- WHAT THE TASK ASKS -
All of the entries are to be returned word for word.

- Component data from apps and pages -
- Opening Delimiter -

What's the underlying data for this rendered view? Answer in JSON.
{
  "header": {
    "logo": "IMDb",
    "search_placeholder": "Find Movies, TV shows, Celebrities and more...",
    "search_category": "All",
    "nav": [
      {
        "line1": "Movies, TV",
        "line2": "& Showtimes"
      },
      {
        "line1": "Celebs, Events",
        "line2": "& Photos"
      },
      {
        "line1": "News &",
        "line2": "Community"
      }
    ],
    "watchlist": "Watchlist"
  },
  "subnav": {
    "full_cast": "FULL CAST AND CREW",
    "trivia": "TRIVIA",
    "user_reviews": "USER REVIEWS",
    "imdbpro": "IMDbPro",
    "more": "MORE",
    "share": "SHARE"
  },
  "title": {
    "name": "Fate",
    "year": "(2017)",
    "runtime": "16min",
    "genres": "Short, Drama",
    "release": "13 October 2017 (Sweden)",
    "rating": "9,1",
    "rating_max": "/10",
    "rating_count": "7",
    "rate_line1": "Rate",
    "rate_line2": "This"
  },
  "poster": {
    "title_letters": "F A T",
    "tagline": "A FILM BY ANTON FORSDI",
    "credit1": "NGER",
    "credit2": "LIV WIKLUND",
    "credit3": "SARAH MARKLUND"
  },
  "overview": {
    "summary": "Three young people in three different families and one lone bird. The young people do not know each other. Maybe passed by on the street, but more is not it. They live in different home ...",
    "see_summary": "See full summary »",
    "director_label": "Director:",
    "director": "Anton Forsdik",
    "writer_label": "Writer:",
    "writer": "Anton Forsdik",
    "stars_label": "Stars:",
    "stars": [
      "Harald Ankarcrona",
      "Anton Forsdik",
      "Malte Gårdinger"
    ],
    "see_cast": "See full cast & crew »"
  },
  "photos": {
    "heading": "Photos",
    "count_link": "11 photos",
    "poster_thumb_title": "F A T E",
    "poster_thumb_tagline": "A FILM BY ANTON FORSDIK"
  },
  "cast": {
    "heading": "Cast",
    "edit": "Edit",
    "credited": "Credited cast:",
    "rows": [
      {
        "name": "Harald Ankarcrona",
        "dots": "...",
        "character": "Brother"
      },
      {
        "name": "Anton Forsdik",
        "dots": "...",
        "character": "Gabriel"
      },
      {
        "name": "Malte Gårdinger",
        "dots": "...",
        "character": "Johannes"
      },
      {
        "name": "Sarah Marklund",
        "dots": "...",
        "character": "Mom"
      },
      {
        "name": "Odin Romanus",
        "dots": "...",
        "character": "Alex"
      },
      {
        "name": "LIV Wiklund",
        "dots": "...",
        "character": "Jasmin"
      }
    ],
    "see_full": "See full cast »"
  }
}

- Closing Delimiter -

- OUTPUT OF THE EXERCISE -
What's the underlying data for this rendered view? Answer in JSON.
{
  "header": {
    "logo": "IMDb",
    "search_placeholder": "Find Movies, TV shows, Celebrities and more...",
    "search_category": "All",
    "nav": [
      {
        "line1": "Movies, TV",
        "line2": "& Showtimes"
      },
      {
        "line1": "Celebs, Events",
        "line2": "& Photos"
      },
      {
        "line1": "News &",
        "line2": "Community"
      }
    ],
    "watchlist": "Watchlist"
  },
  "subnav": {
    "full_cast": "FULL CAST AND CREW",
    "trivia": "TRIVIA",
    "user_reviews": "USER REVIEWS",
    "imdbpro": "IMDbPro",
    "more": "MORE",
    "share": "SHARE"
  },
  "title": {
    "name": "Fate",
    "year": "(2017)",
    "runtime": "16min",
    "genres": "Short, Drama",
    "release": "13 October 2017 (Sweden)",
    "rating": "9,1",
    "rating_max": "/10",
    "rating_count": "7",
    "rate_line1": "Rate",
    "rate_line2": "This"
  },
  "poster": {
    "title_letters": "F A T",
    "tagline": "A FILM BY ANTON FORSDI",
    "credit1": "NGER",
    "credit2": "LIV WIKLUND",
    "credit3": "SARAH MARKLUND"
  },
  "overview": {
    "summary": "Three young people in three different families and one lone bird. The young people do not know each other. Maybe passed by on the street, but more is not it. They live in different home ...",
    "see_summary": "See full summary »",
    "director_label": "Director:",
    "director": "Anton Forsdik",
    "writer_label": "Writer:",
    "writer": "Anton Forsdik",
    "stars_label": "Stars:",
    "stars": [
      "Harald Ankarcrona",
      "Anton Forsdik",
      "Malte Gårdinger"
    ],
    "see_cast": "See full cast & crew »"
  },
  "photos": {
    "heading": "Photos",
    "count_link": "11 photos",
    "poster_thumb_title": "F A T E",
    "poster_thumb_tagline": "A FILM BY ANTON FORSDIK"
  },
  "cast": {
    "heading": "Cast",
    "edit": "Edit",
    "credited": "Credited cast:",
    "rows": [
      {
        "name": "Harald Ankarcrona",
        "dots": "...",
        "character": "Brother"
      },
      {
        "name": "Anton Forsdik",
        "dots": "...",
        "character": "Gabriel"
      },
      {
        "name": "Malte Gårdinger",
        "dots": "...",
        "character": "Johannes"
      },
      {
        "name": "Sarah Marklund",
        "dots": "...",
        "character": "Mom"
      },
      {
        "name": "Odin Romanus",
        "dots": "...",
        "character": "Alex"
      },
      {
        "name": "LIV Wiklund",
        "dots": "...",
        "character": "Jasmin"
      }
    ],
    "see_full": "See full cast »"
  }
}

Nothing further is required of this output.